#1
I'm performing one of my Christian songs at my Church this weekend, and I'm worried that my guitar pick is going to fly out of my hand, or fly into the sound hole while performing. I can't just stop and try and retrieve the pick during the performance. What would you recommend I do in this situation?
Last edited by ianhulett at Nov 20, 2014,
#2
Invest into a pick holder and attach it into your microphone stand and attach it into somewhere you can reach quickly (IE on microphone stand or on your guitar strap). Or just keep a big pile in your pocket. A big pile so you dont have to awkwardly hunt down that single one that has dug its way deep into your pants.

If your pick goes flying you can grab a new one within seconds if you have extras nearby.

ESP LTD F-50 + Tonezone
Cort EVL-Z4 + X2N
Cort EVL-K47B

Marshall Valvestate 8100
Randall RG1503
Bugera 333
Peavey Rockmaster preamp

Line6 Pod X3
#3
Quote by MaaZeus
Invest into a pick holder and attach it into your microphone stand and attach it into somewhere you can reach quickly (IE on microphone stand or on your guitar strap). Or just keep a big pile in your pocket.

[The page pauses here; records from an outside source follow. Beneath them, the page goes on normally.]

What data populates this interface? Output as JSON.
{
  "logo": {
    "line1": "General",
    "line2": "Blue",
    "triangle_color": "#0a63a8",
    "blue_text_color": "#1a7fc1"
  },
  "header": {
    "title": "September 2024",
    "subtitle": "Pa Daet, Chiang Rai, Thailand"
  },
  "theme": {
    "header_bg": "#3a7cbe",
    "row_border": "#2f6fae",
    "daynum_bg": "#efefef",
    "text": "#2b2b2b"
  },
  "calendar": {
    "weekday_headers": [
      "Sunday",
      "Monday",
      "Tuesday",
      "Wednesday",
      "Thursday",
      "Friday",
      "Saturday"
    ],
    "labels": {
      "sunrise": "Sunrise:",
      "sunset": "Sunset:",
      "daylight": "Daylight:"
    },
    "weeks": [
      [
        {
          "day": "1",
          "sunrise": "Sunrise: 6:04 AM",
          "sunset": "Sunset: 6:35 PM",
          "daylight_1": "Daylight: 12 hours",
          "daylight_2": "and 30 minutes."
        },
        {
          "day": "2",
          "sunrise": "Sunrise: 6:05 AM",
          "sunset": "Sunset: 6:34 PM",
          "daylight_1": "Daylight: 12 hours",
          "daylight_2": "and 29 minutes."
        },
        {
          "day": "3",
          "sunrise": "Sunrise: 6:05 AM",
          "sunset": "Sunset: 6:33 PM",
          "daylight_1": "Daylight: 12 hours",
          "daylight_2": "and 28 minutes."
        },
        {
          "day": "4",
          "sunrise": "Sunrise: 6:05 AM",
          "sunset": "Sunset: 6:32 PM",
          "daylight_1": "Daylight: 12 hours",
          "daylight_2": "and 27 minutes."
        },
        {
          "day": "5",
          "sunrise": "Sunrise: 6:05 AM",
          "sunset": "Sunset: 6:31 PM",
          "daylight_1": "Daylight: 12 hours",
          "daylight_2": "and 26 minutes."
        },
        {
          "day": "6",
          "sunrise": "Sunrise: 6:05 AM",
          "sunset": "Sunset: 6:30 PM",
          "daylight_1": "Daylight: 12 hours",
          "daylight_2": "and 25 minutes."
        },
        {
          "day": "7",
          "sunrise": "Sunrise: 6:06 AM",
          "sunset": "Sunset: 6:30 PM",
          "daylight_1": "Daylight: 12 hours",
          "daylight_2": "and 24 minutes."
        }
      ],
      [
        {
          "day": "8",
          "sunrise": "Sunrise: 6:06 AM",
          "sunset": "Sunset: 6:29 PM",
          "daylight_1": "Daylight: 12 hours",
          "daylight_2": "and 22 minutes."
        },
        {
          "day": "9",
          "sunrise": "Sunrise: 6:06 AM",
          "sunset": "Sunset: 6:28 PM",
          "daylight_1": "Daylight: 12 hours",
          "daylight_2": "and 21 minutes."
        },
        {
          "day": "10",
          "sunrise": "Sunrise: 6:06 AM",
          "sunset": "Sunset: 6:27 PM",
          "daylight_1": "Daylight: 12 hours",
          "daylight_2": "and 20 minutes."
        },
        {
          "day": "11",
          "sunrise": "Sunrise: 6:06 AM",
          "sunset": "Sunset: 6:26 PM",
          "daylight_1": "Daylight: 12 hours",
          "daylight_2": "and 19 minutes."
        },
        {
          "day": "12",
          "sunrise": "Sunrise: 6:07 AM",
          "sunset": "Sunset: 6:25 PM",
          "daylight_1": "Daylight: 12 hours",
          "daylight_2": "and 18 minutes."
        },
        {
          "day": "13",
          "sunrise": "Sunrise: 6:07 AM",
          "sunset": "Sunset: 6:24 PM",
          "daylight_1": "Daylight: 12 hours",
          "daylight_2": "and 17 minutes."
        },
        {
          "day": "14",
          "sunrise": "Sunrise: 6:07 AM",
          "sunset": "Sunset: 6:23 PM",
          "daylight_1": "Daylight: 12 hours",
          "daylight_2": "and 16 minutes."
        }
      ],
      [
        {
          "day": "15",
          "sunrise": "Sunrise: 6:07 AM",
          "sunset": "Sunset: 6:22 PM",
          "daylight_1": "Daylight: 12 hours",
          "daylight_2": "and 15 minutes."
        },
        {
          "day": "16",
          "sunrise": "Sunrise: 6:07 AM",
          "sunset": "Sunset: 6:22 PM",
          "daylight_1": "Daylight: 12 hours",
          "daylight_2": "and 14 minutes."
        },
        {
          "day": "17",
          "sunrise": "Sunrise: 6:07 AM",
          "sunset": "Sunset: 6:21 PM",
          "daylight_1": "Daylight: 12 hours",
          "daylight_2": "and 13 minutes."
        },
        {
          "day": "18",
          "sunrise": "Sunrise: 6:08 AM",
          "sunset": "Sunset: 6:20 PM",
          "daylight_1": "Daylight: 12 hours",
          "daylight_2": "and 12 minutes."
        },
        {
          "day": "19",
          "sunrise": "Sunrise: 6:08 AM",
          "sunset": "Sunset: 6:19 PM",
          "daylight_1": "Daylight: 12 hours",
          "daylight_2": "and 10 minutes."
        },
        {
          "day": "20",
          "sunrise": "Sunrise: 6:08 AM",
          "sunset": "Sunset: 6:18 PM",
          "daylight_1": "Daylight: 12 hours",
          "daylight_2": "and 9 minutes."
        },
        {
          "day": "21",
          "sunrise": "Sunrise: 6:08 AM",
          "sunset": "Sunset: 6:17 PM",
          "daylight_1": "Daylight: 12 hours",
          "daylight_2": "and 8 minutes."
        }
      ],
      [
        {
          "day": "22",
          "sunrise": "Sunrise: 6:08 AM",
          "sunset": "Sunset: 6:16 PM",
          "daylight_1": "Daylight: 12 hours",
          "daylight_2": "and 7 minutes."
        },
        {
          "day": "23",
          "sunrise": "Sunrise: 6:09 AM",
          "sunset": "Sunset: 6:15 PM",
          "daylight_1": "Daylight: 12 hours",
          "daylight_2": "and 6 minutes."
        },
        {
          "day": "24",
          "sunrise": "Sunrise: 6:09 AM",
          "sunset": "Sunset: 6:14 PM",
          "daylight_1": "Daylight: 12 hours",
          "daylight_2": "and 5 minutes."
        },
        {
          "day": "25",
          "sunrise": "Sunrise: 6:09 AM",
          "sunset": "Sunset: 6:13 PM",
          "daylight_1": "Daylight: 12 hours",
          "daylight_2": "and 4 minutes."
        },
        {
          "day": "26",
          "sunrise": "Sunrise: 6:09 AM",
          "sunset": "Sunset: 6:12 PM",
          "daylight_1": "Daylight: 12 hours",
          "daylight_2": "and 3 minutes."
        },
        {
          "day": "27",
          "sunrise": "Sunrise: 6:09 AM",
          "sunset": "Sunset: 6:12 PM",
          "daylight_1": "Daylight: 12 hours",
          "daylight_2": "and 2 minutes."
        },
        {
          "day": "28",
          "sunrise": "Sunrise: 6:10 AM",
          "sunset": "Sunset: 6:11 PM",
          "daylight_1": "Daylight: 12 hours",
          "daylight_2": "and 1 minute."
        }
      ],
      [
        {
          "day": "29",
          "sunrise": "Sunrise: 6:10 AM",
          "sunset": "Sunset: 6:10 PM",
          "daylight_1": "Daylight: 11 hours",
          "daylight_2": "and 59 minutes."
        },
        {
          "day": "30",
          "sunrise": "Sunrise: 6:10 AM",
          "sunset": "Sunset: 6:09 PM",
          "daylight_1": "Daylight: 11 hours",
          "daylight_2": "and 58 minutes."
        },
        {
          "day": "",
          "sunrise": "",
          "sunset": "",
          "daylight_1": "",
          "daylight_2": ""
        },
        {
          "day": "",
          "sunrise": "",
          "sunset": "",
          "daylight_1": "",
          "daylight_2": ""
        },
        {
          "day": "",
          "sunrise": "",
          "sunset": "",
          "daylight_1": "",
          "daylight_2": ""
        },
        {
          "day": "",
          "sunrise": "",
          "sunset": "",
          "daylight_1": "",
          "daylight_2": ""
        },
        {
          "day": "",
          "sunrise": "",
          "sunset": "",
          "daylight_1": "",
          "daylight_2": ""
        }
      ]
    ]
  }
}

A big pile so you dont have to awkwardly hunt down that single one that has dug its way deep into your pants.

If your pick goes flying you can grab a new one within seconds if you have extras nearby.


^This^

pick holder will cost you $3 and save you embarrassment.
#5
You say 1 song, so pockets are not an option. This is what I would do:

1) Buy a pickholder that you can clip on a mic stand
- One clipped elsewhere (such as headstock etc.) will work, but is less convenient.
- As a last resort have a couple on a flat surface nearby
2) Keep playing, even if it goes wrong!
- Always keep going. That is a golden rule in performance, people will forgive mistakes; solos being sloppy; a couple of fumbly chords; but you can guarantee they will remark on it if you stop mid-song to grab another pick!
- It may be harder to play the song without a pick, but even if you just mash the strings like a beginner slap-bassist it will come across a lot lot better than if you stop and try and re-start. (restarting a song is also pretty much the hardest most nerve-racking thing you could possible do on stage!)
3) Have a practice playing it without a pick
- It's not going to do you any harm, and if something goes wrong then you've been there before so it's not quite as daunting
- Professional players who run around on stage and can play on with broken strings etc. can do so because they are incredibly experienced and know the songs really well. They'll have probably played the song hundreds or more likely thousands of times. That means when something goes wrong it's likely happened before and they can play the riff on a different string etc. to cover because that's how they tried it a dozen times in the studio so the muscle memory is there.
The only 6 words that can make you a better guitarist:

Learn theory
Practice better
Practice more
Last edited by doive at Nov 20, 2014,
#6
Keep a couple sticking out from under your pickguard/scratch plate if you have one. That's the most accessible place to keep them.
#7
dont yell out "jesus christ." but really just get a pick holder and you are fine or buy the picks with a cutout star in them (Everly Star Grip Guitar Pick)
Gibson 58 VOS, Gibson Rich Robinson ES-335, Fender Strat, Fender RoadWorn 50's Tele, Gibson LP Jr Special

Marshall JTM45, Fender BJR NOS
#8
Quote by doive

2) Keep playing, even if it goes wrong!
- Always keep going. That is a golden rule in performance, people will forgive mistakes; solos being sloppy; a couple of fumbly chords; but you can guarantee they will remark on it if you stop mid-song to grab another pick!
- It may be harder to play the song without a pick, but even if you just mash the strings like a beginner slap-bassist it will come across a lot lot better than if you stop and try and re-start. (restarting a song is also pretty much the hardest most nerve-racking thing you could possible do on stage!)


Yep this is really good advice in general, not just for dropping a pick. It's a lot better to miss or incorrectly play a couple of notes/chords during a performance than to just stop playing entirely. Many people won't even notice if you miss a couple notes, or if they do it won't be a big deal. Everyone notices if your rhythm is bad because you stopped playing to correct a mistake though.
#9
This weekend you say?
No time to scoot out and buy a pick holder?

A knob of blu tac with a spare jammed into it somewhere inconspicuous on your guitar.
Charvel / Godin / Peavey / Marshall / AMT